These are all fitting nicknames, considering their long, thin bodies closely resemble twigs that create the illusion that nothing is there. This natural illusion helps to trick predators out of devouring them. Some research notes that they will take this illusion up a notch by swaying back and forth, appearing as a twig blowing in the wind.
More than 3,000 species of ghost insects are known. They are found on most continents, but their ideal setting is a subtropical or tropical climate. Ghost insects are most comfortable in a wooded habitat, where they can blend in with the branches and leaves of trees. They are herbivores who eat leaves, plants, and berries.
Natural predators of ghost insects include amphibians, reptiles, birds, and bats. Bats pose the greatest threat to ghost insects, as they hunt by echolocation rather than sight. This means that bats aren’t so easily fooled by the ghost insect’s appearance, causing some of the insects to adopt other defensive traits. This includes Some will emit a foul odor when threatened and others can detach from their appendages to escape, later regrowing any lost legs.
Some ghost insects are also learning to adapt to a new way of living altogether - as a domestic pet. Yes, some people raise ghost insects as pets. Before you decide to adopt, good luck spotting one!

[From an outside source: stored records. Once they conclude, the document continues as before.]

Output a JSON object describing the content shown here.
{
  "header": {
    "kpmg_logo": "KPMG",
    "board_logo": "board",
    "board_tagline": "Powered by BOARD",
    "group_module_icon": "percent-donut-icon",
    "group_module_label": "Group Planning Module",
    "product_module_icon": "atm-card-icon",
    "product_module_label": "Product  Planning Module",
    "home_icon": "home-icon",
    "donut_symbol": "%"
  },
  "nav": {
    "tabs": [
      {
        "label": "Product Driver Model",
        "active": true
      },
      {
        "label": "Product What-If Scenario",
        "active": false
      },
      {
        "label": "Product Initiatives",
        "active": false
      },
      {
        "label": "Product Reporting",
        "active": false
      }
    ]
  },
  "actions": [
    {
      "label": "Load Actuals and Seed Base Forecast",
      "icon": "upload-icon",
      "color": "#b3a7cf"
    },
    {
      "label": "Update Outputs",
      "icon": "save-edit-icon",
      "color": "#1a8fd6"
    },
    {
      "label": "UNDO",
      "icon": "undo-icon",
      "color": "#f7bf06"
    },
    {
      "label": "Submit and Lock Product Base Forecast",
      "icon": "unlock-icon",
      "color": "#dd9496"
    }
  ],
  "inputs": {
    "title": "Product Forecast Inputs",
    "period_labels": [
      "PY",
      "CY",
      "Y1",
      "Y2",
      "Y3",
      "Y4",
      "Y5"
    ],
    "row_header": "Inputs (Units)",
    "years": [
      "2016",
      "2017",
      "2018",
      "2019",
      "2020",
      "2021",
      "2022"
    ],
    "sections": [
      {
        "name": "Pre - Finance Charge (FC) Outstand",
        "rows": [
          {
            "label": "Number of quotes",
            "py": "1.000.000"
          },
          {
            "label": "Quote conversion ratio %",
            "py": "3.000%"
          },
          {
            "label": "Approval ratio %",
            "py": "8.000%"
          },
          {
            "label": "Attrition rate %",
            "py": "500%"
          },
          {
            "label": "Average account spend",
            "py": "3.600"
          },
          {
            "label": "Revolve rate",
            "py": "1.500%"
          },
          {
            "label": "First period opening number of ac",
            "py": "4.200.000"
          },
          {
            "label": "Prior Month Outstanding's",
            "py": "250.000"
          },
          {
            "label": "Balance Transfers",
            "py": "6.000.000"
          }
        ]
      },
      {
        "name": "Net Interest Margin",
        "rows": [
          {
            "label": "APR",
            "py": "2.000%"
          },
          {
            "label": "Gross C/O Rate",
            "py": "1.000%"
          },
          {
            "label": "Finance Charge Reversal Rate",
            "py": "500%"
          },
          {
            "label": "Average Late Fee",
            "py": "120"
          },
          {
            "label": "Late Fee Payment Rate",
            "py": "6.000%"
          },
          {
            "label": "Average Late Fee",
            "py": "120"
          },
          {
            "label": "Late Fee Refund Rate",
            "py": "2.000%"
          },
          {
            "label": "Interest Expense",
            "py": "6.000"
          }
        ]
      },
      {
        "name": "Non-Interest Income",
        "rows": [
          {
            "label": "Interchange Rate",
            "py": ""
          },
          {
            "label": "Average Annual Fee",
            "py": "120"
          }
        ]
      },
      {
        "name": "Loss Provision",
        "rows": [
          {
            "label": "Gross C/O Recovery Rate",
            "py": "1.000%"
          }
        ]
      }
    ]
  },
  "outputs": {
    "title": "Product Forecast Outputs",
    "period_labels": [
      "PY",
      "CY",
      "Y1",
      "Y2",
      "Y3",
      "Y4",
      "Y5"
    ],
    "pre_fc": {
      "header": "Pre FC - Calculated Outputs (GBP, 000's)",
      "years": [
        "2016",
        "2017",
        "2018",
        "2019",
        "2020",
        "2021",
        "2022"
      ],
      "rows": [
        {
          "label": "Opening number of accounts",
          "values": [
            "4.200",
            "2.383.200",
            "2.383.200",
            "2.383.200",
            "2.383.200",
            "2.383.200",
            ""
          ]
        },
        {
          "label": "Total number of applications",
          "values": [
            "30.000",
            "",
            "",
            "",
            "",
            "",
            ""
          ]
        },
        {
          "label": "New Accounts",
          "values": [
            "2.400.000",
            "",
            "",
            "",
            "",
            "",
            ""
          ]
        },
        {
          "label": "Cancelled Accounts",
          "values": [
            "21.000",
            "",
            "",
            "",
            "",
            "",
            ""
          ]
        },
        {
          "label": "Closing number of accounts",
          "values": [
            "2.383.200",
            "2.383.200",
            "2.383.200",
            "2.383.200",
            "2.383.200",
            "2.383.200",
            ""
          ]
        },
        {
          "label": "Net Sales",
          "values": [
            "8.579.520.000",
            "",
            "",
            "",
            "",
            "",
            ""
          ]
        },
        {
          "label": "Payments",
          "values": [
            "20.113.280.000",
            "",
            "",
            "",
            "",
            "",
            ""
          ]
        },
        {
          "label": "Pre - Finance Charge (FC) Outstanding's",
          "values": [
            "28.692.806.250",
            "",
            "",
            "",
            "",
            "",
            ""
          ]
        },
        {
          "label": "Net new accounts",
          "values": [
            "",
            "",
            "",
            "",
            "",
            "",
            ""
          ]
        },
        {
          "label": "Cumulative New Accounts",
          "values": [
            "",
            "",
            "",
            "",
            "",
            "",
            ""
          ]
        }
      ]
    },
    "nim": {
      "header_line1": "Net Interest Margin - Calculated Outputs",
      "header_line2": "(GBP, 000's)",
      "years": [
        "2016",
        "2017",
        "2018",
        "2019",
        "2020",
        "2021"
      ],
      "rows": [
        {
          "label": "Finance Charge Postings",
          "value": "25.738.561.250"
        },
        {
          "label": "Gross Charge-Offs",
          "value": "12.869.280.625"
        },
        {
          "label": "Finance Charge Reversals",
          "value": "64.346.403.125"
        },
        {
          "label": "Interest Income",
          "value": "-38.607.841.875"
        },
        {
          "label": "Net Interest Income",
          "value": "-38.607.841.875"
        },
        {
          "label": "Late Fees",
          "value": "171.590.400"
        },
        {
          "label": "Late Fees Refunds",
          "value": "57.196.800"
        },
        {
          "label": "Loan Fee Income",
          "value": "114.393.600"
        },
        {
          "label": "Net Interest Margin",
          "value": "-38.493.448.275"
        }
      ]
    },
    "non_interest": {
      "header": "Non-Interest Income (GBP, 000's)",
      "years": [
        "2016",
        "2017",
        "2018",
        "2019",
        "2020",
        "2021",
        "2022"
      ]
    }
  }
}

Getting spooked in your backyard by mosquitoes and ticks? Contact your local Mosquito Squad today!